Pull every line that holds the word "heading" from the entries.

- Working data:

*** Begin section ***

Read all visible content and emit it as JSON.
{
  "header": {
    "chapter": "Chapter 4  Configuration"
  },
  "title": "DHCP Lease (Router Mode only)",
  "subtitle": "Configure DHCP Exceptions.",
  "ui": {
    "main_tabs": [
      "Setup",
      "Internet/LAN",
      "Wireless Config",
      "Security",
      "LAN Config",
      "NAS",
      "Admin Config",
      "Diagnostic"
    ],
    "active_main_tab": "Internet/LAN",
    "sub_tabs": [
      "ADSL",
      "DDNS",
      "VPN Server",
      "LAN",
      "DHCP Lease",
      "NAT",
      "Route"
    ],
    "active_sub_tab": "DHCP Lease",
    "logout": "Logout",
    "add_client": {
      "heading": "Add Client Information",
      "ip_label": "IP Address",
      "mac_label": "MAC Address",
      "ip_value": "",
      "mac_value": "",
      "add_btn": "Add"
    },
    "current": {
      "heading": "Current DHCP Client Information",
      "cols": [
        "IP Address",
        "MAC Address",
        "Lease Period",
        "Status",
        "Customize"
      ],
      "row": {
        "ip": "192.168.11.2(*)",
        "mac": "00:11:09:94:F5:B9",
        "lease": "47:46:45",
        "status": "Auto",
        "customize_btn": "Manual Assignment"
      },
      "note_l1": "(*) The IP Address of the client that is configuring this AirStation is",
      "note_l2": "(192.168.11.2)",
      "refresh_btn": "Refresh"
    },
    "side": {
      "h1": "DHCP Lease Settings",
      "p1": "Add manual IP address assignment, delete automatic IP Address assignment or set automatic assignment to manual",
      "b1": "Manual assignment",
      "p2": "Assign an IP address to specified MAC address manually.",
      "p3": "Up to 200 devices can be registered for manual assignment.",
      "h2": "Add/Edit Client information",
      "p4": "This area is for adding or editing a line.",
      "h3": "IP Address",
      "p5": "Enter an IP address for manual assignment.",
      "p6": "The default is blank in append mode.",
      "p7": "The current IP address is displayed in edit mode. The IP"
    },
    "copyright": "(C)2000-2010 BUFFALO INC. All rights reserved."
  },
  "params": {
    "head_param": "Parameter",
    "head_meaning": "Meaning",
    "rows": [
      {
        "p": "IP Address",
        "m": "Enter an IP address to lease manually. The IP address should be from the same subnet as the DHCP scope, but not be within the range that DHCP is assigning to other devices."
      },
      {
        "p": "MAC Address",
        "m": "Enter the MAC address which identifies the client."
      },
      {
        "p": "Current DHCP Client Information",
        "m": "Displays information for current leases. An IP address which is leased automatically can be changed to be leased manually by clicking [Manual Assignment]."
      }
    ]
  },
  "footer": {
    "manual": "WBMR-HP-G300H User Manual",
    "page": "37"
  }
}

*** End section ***

- Result below:
      "heading": "Add Client Information",
      "heading": "Current DHCP Client Information",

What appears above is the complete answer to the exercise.